The other type of reviews are editorial reviews (think industry and trade publications, media reviews, etc.), which you can submit for on your own, but if you’re working with a publicity team, they will take that off of your very full plate and submit on your behalf. A good publicist has relationships with media contacts who are the best fit for your project, know the guidelines for each individual publication, and the best timeframe to submit your book for review.
Why is online marketing considered a critical success factor?
David’s term, critical success factor (CSF), implies that online marketing is absolutely essential to the success of an author’s book launch. He shares that authors should have what he calls an ABC list of people who will assist with this online marketing: the A list is a short list comprised of those folks who you hope will endorse your book – a foreword writer, for instance, would be part of that list.
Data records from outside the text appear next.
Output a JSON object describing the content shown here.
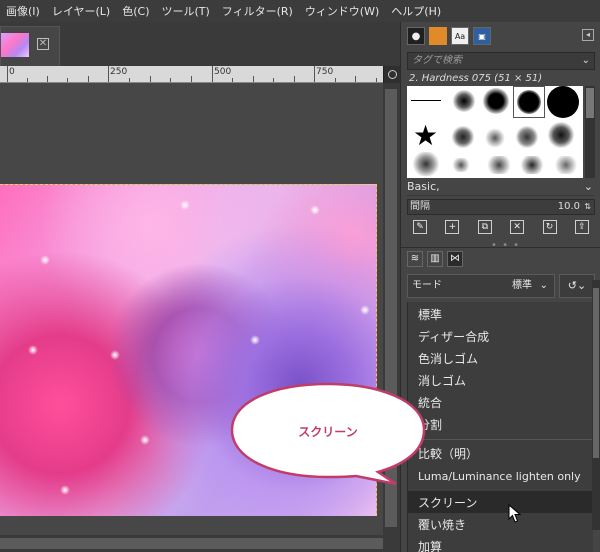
{
  "menubar": {
    "items": [
      "画像(I)",
      "レイヤー(L)",
      "色(C)",
      "ツール(T)",
      "フィルター(R)",
      "ウィンドウ(W)",
      "ヘルプ(H)"
    ]
  },
  "ruler": {
    "labels": [
      "0",
      "250",
      "500",
      "750"
    ]
  },
  "dock": {
    "tag_search_placeholder": "タグで検索",
    "brush_name": "2. Hardness 075 (51 × 51)",
    "preset_label": "Basic,",
    "spacing_label": "間隔",
    "spacing_value": "10.0",
    "mode_label": "モード",
    "mode_value": "標準"
  },
  "mode_menu": {
    "items": [
      "標準",
      "ディザー合成",
      "色消しゴム",
      "消しゴム",
      "統合",
      "分割",
      "比較（明）",
      "Luma/Luminance lighten only",
      "スクリーン",
      "覆い焼き",
      "加算"
    ],
    "highlighted": "スクリーン"
  },
  "callout": {
    "text": "スクリーン"
  },
  "colors": {
    "accent": "#c13c66",
    "selection_border": "#e7d350"
  }
}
The B list can contain influencers who will activate their networks. And the C list are the people you hope will actually buy your book: for instance, the people on your email list. Authors should ideally know who is on each of these lists before their book is even finished.
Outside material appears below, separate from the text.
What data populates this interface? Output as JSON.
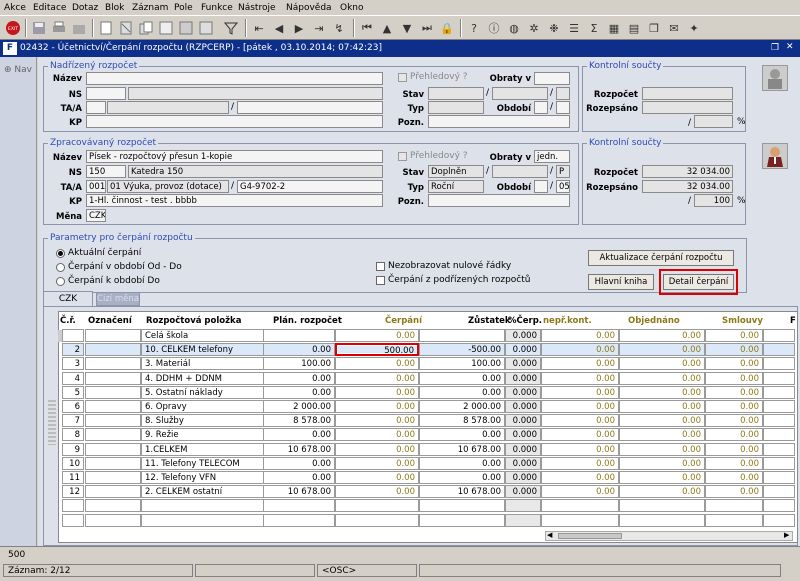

These people are so critical in assisting with online marketing because they will help spread the word about an author’s book in unique ways – from word of mouth recommendations, to endorsements, to sharing across their social media platforms, and beyond. This is essential to a successful book launch because it helps to create major buzz – before publication day even arrives!
Thank you to David for joining the All Things Book Marketing podcast to share his expertise on the topic of book launches. For more information about working with David, read on…
David Wogahn is the president of Author Imprints, an award-winning publishing services company that helps authors professionally indie-publish books using their own publishing imprint.
David is also the author of several books including the Countdown to Book Launch™ workbook, and the author of the first LinkedIn Learning course on self-publishing.
He is a frequent speaker and trainer, including presentations for the Independent Book Publishers Association, the Alliance of Independent Authors (ALLi), the Independent Writers of Southern California, and the Santa Barbara Writers Conference.
Before founding AuthorImprints.com in 2011, David worked for the 1984 Los Angeles Olympic Organizing Committee, the Los Angeles Times, and was co-founder and COO of the first online publisher of sports team branded websites known today as the CBS College Sports Network.